Component data from apps and pages
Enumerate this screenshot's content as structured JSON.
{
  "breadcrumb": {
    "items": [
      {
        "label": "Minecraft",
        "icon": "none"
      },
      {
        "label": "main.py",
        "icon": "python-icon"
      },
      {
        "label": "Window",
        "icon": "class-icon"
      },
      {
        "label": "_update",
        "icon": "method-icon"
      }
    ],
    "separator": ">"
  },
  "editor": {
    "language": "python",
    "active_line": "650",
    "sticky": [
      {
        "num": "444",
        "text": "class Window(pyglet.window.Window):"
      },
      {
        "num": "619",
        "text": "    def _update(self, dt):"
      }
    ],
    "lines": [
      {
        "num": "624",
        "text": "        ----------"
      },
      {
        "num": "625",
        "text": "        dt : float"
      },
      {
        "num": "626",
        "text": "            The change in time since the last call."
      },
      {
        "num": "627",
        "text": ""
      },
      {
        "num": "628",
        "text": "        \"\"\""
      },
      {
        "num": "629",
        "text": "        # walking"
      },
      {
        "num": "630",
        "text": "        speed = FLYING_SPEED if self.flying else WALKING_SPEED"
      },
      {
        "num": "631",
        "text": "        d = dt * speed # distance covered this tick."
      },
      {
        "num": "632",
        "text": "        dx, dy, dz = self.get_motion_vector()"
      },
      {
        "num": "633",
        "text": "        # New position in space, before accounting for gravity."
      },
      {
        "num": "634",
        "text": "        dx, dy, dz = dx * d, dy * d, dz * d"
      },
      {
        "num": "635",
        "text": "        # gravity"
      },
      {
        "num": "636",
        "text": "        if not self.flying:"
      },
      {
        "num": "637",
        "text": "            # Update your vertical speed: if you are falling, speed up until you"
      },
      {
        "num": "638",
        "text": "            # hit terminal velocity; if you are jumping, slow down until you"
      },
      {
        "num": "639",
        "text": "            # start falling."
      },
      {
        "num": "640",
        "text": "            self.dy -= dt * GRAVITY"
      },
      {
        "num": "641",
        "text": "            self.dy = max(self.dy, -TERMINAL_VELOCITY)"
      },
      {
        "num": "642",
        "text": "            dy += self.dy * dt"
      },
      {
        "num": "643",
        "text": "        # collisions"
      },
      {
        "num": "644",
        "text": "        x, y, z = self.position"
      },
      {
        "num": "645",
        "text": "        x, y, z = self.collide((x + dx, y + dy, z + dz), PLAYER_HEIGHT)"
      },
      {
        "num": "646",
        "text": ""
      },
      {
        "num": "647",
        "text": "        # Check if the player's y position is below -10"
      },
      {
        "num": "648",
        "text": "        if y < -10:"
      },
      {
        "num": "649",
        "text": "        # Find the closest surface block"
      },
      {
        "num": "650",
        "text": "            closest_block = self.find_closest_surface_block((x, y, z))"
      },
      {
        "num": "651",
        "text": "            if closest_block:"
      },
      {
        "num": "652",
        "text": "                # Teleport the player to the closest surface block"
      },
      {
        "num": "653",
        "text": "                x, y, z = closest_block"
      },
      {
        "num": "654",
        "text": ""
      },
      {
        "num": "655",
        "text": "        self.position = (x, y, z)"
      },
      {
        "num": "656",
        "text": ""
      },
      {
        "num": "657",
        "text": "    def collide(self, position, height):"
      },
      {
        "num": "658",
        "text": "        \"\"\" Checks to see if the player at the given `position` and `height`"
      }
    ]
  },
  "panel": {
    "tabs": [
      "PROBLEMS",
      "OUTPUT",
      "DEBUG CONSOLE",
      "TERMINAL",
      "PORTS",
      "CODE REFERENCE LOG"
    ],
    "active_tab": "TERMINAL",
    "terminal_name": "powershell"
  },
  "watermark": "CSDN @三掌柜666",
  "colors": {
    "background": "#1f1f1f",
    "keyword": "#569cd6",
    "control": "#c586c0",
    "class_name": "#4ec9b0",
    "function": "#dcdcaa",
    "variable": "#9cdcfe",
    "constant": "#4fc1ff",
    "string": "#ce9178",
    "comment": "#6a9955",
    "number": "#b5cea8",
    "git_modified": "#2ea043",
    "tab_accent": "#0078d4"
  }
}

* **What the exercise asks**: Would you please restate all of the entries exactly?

* **Solution to this task**:
Enumerate this screenshot's content as structured JSON.
{
  "breadcrumb": {
    "items": [
      {
        "label": "Minecraft",
        "icon": "none"
      },
      {
        "label": "main.py",
        "icon": "python-icon"
      },
      {
        "label": "Window",
        "icon": "class-icon"
      },
      {
        "label": "_update",
        "icon": "method-icon"
      }
    ],
    "separator": ">"
  },
  "editor": {
    "language": "python",
    "active_line": "650",
    "sticky": [
      {
        "num": "444",
        "text": "class Window(pyglet.window.Window):"
      },
      {
        "num": "619",
        "text": "    def _update(self, dt):"
      }
    ],
    "lines": [
      {
        "num": "624",
        "text": "        ----------"
      },
      {
        "num": "625",
        "text": "        dt : float"
      },
      {
        "num": "626",
        "text": "            The change in time since the last call."
      },
      {
        "num": "627",
        "text": ""
      },
      {
        "num": "628",
        "text": "        \"\"\""
      },
      {
        "num": "629",
        "text": "        # walking"
      },
      {
        "num": "630",
        "text": "        speed = FLYING_SPEED if self.flying else WALKING_SPEED"
      },
      {
        "num": "631",
        "text": "        d = dt * speed # distance covered this tick."
      },
      {
        "num": "632",
        "text": "        dx, dy, dz = self.get_motion_vector()"
      },
      {
        "num": "633",
        "text": "        # New position in space, before accounting for gravity."
      },
      {
        "num": "634",
        "text": "        dx, dy, dz = dx * d, dy * d, dz * d"
      },
      {
        "num": "635",
        "text": "        # gravity"
      },
      {
        "num": "636",
        "text": "        if not self.flying:"
      },
      {
        "num": "637",
        "text": "            # Update your vertical speed: if you are falling, speed up until you"
      },
      {
        "num": "638",
        "text": "            # hit terminal velocity; if you are jumping, slow down until you"
      },
      {
        "num": "639",
        "text": "            # start falling."
      },
      {
        "num": "640",
        "text": "            self.dy -= dt * GRAVITY"
      },
      {
        "num": "641",
        "text": "            self.dy = max(self.dy, -TERMINAL_VELOCITY)"
      },
      {
        "num": "642",
        "text": "            dy += self.dy * dt"
      },
      {
        "num": "643",
        "text": "        # collisions"
      },
      {
        "num": "644",
        "text": "        x, y, z = self.position"
      },
      {
        "num": "645",
        "text": "        x, y, z = self.collide((x + dx, y + dy, z + dz), PLAYER_HEIGHT)"
      },
      {
        "num": "646",
        "text": ""
      },
      {
        "num": "647",
        "text": "        # Check if the player's y position is below -10"
      },
      {
        "num": "648",
        "text": "        if y < -10:"
      },
      {
        "num": "649",
        "text": "        # Find the closest surface block"
      },
      {
        "num": "650",
        "text": "            closest_block = self.find_closest_surface_block((x, y, z))"
      },
      {
        "num": "651",
        "text": "            if closest_block:"
      },
      {
        "num": "652",
        "text": "                # Teleport the player to the closest surface block"
      },
      {
        "num": "653",
        "text": "                x, y, z = closest_block"
      },
      {
        "num": "654",
        "text": ""
      },
      {
        "num": "655",
        "text": "        self.position = (x, y, z)"
      },
      {
        "num": "656",
        "text": ""
      },
      {
        "num": "657",
        "text": "    def collide(self, position, height):"
      },
      {
        "num": "658",
        "text": "        \"\"\" Checks to see if the player at the given `position` and `height`"
      }
    ]
  },
  "panel": {
    "tabs": [
      "PROBLEMS",
      "OUTPUT",
      "DEBUG CONSOLE",
      "TERMINAL",
      "PORTS",
      "CODE REFERENCE LOG"
    ],
    "active_tab": "TERMINAL",
    "terminal_name": "powershell"
  },
  "watermark": "CSDN @三掌柜666",
  "colors": {
    "background": "#1f1f1f",
    "keyword": "#569cd6",
    "control": "#c586c0",
    "class_name": "#4ec9b0",
    "function": "#dcdcaa",
    "variable": "#9cdcfe",
    "constant": "#4fc1ff",
    "string": "#ce9178",
    "comment": "#6a9955",
    "number": "#b5cea8",
    "git_modified": "#2ea043",
    "tab_accent": "#0078d4"
  }
}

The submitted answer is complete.